_DATA SHOWN:_
☆ ☆ ☆ ☆ ☆

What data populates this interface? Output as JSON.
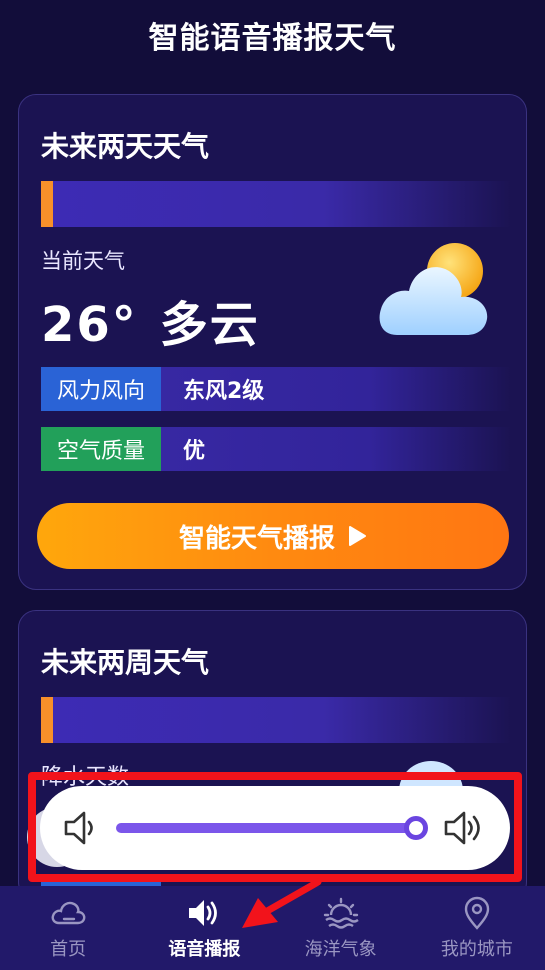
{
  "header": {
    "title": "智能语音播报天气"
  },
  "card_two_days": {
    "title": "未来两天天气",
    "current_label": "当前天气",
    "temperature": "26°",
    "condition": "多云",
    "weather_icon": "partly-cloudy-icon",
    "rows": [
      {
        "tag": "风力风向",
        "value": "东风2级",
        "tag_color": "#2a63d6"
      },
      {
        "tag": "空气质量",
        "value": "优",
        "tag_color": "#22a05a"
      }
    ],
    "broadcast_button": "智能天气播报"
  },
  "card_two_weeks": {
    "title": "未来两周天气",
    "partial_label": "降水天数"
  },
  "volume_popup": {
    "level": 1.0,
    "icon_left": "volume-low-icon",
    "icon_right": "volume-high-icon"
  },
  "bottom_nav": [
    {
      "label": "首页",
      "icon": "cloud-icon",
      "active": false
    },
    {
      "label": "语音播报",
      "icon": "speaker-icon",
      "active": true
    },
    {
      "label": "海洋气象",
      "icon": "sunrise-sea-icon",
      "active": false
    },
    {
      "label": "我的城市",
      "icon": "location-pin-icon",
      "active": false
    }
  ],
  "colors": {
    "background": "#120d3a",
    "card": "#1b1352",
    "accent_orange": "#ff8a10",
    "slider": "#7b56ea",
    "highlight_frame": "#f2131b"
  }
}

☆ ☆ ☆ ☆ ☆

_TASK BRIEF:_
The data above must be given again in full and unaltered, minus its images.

_PROBLEM SOLUTION:_
What data populates this interface? Output as JSON.
{
  "header": {
    "title": "智能语音播报天气"
  },
  "card_two_days": {
    "title": "未来两天天气",
    "current_label": "当前天气",
    "temperature": "26°",
    "condition": "多云",
    "weather_icon": "partly-cloudy-icon",
    "rows": [
      {
        "tag": "风力风向",
        "value": "东风2级",
        "tag_color": "#2a63d6"
      },
      {
        "tag": "空气质量",
        "value": "优",
        "tag_color": "#22a05a"
      }
    ],
    "broadcast_button": "智能天气播报"
  },
  "card_two_weeks": {
    "title": "未来两周天气",
    "partial_label": "降水天数"
  },
  "volume_popup": {
    "level": 1.0,
    "icon_left": "volume-low-icon",
    "icon_right": "volume-high-icon"
  },
  "bottom_nav": [
    {
      "label": "首页",
      "icon": "cloud-icon",
      "active": false
    },
    {
      "label": "语音播报",
      "icon": "speaker-icon",
      "active": true
    },
    {
      "label": "海洋气象",
      "icon": "sunrise-sea-icon",
      "active": false
    },
    {
      "label": "我的城市",
      "icon": "location-pin-icon",
      "active": false
    }
  ],
  "colors": {
    "background": "#120d3a",
    "card": "#1b1352",
    "accent_orange": "#ff8a10",
    "slider": "#7b56ea",
    "highlight_frame": "#f2131b"
  }
}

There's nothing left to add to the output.